DIRECTIONS FOR THIS TASK →
Every line of the material must be written out again unchanged.

DATA FOR THIS TASK →
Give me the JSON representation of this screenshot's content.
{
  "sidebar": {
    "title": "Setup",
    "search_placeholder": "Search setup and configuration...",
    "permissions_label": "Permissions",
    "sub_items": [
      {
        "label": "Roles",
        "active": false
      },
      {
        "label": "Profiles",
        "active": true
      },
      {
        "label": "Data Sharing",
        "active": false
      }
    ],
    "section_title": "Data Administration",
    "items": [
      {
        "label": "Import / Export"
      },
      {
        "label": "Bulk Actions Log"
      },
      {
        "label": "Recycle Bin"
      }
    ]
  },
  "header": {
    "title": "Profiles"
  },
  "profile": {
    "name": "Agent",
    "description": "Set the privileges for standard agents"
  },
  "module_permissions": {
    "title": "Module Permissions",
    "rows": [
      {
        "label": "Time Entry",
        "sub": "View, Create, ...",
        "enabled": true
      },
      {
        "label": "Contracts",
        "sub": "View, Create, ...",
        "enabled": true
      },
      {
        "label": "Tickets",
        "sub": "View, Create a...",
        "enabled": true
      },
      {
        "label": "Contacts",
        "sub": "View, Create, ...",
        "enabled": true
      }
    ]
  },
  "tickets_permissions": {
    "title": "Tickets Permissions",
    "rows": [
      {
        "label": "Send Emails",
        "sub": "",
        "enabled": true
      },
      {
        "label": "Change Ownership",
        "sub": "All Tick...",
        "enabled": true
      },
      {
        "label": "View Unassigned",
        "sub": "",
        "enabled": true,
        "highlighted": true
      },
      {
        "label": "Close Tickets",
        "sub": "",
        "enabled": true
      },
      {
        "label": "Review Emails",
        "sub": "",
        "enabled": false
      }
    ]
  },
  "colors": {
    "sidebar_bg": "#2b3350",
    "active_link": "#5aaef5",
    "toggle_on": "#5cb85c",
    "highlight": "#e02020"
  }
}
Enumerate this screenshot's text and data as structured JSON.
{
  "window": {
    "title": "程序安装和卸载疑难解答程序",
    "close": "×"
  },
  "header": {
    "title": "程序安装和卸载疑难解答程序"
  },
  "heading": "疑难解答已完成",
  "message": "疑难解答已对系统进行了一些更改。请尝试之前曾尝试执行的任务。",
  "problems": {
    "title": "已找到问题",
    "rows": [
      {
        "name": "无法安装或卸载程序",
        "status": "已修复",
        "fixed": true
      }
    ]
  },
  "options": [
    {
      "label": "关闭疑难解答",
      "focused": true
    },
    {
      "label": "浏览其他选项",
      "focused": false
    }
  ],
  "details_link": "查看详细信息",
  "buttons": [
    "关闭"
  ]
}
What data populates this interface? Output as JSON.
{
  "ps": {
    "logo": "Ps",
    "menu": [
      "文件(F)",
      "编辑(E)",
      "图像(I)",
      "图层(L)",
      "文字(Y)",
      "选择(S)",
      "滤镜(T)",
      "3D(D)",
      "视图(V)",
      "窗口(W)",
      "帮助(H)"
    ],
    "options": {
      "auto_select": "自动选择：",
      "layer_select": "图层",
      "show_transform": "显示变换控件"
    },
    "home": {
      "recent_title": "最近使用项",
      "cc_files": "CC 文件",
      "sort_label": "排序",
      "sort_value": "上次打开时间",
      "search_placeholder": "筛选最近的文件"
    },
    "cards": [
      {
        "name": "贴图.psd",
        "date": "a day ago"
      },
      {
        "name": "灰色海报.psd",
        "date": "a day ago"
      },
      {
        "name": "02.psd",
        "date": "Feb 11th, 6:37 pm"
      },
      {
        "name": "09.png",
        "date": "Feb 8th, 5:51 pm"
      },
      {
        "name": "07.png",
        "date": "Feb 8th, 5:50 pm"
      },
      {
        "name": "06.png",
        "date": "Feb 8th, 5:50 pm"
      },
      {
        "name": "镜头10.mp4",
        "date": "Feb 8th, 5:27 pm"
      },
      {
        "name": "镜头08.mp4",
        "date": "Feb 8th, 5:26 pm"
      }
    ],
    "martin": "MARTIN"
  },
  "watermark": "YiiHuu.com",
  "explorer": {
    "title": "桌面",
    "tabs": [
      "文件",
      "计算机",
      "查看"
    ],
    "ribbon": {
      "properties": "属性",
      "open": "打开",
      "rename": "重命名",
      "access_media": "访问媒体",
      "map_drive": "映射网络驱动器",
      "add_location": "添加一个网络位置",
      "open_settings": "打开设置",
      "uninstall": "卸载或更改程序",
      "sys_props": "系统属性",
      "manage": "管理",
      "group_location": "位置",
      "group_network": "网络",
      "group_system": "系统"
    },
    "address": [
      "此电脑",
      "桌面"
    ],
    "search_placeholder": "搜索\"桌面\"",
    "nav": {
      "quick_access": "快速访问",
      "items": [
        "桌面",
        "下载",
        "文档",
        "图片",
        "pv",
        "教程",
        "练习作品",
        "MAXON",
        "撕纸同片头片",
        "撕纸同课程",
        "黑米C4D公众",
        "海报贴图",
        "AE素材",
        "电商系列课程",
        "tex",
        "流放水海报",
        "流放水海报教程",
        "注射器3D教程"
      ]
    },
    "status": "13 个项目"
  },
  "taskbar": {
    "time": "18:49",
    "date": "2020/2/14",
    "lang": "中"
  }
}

RESULT FOR THIS TASK →
Give me the JSON representation of this screenshot's content.
{
  "sidebar": {
    "title": "Setup",
    "search_placeholder": "Search setup and configuration...",
    "permissions_label": "Permissions",
    "sub_items": [
      {
        "label": "Roles",
        "active": false
      },
      {
        "label": "Profiles",
        "active": true
      },
      {
        "label": "Data Sharing",
        "active": false
      }
    ],
    "section_title": "Data Administration",
    "items": [
      {
        "label": "Import / Export"
      },
      {
        "label": "Bulk Actions Log"
      },
      {
        "label": "Recycle Bin"
      }
    ]
  },
  "header": {
    "title": "Profiles"
  },
  "profile": {
    "name": "Agent",
    "description": "Set the privileges for standard agents"
  },
  "module_permissions": {
    "title": "Module Permissions",
    "rows": [
      {
        "label": "Time Entry",
        "sub": "View, Create, ...",
        "enabled": true
      },
      {
        "label": "Contracts",
        "sub": "View, Create, ...",
        "enabled": true
      },
      {
        "label": "Tickets",
        "sub": "View, Create a...",
        "enabled": true
      },
      {
        "label": "Contacts",
        "sub": "View, Create, ...",
        "enabled": true
      }
    ]
  },
  "tickets_permissions": {
    "title": "Tickets Permissions",
    "rows": [
      {
        "label": "Send Emails",
        "sub": "",
        "enabled": true
      },
      {
        "label": "Change Ownership",
        "sub": "All Tick...",
        "enabled": true
      },
      {
        "label": "View Unassigned",
        "sub": "",
        "enabled": true,
        "highlighted": true
      },
      {
        "label": "Close Tickets",
        "sub": "",
        "enabled": true
      },
      {
        "label": "Review Emails",
        "sub": "",
        "enabled": false
      }
    ]
  },
  "colors": {
    "sidebar_bg": "#2b3350",
    "active_link": "#5aaef5",
    "toggle_on": "#5cb85c",
    "highlight": "#e02020"
  }
}
Enumerate this screenshot's text and data as structured JSON.
{
  "window": {
    "title": "程序安装和卸载疑难解答程序",
    "close": "×"
  },
  "header": {
    "title": "程序安装和卸载疑难解答程序"
  },
  "heading": "疑难解答已完成",
  "message": "疑难解答已对系统进行了一些更改。请尝试之前曾尝试执行的任务。",
  "problems": {
    "title": "已找到问题",
    "rows": [
      {
        "name": "无法安装或卸载程序",
        "status": "已修复",
        "fixed": true
      }
    ]
  },
  "options": [
    {
      "label": "关闭疑难解答",
      "focused": true
    },
    {
      "label": "浏览其他选项",
      "focused": false
    }
  ],
  "details_link": "查看详细信息",
  "buttons": [
    "关闭"
  ]
}
What data populates this interface? Output as JSON.
{
  "ps": {
    "logo": "Ps",
    "menu": [
      "文件(F)",
      "编辑(E)",
      "图像(I)",
      "图层(L)",
      "文字(Y)",
      "选择(S)",
      "滤镜(T)",
      "3D(D)",
      "视图(V)",
      "窗口(W)",
      "帮助(H)"
    ],
    "options": {
      "auto_select": "自动选择：",
      "layer_select": "图层",
      "show_transform": "显示变换控件"
    },
    "home": {
      "recent_title": "最近使用项",
      "cc_files": "CC 文件",
      "sort_label": "排序",
      "sort_value": "上次打开时间",
      "search_placeholder": "筛选最近的文件"
    },
    "cards": [
      {
        "name": "贴图.psd",
        "date": "a day ago"
      },
      {
        "name": "灰色海报.psd",
        "date": "a day ago"
      },
      {
        "name": "02.psd",
        "date": "Feb 11th, 6:37 pm"
      },
      {
        "name": "09.png",
        "date": "Feb 8th, 5:51 pm"
      },
      {
        "name": "07.png",
        "date": "Feb 8th, 5:50 pm"
      },
      {
        "name": "06.png",
        "date": "Feb 8th, 5:50 pm"
      },
      {
        "name": "镜头10.mp4",
        "date": "Feb 8th, 5:27 pm"
      },
      {
        "name": "镜头08.mp4",
        "date": "Feb 8th, 5:26 pm"
      }
    ],
    "martin": "MARTIN"
  },
  "watermark": "YiiHuu.com",
  "explorer": {
    "title": "桌面",
    "tabs": [
      "文件",
      "计算机",
      "查看"
    ],
    "ribbon": {
      "properties": "属性",
      "open": "打开",
      "rename": "重命名",
      "access_media": "访问媒体",
      "map_drive": "映射网络驱动器",
      "add_location": "添加一个网络位置",
      "open_settings": "打开设置",
      "uninstall": "卸载或更改程序",
      "sys_props": "系统属性",
      "manage": "管理",
      "group_location": "位置",
      "group_network": "网络",
      "group_system": "系统"
    },
    "address": [
      "此电脑",
      "桌面"
    ],
    "search_placeholder": "搜索\"桌面\"",
    "nav": {
      "quick_access": "快速访问",
      "items": [
        "桌面",
        "下载",
        "文档",
        "图片",
        "pv",
        "教程",
        "练习作品",
        "MAXON",
        "撕纸同片头片",
        "撕纸同课程",
        "黑米C4D公众",
        "海报贴图",
        "AE素材",
        "电商系列课程",
        "tex",
        "流放水海报",
        "流放水海报教程",
        "注射器3D教程"
      ]
    },
    "status": "13 个项目"
  },
  "taskbar": {
    "time": "18:49",
    "date": "2020/2/14",
    "lang": "中"
  }
}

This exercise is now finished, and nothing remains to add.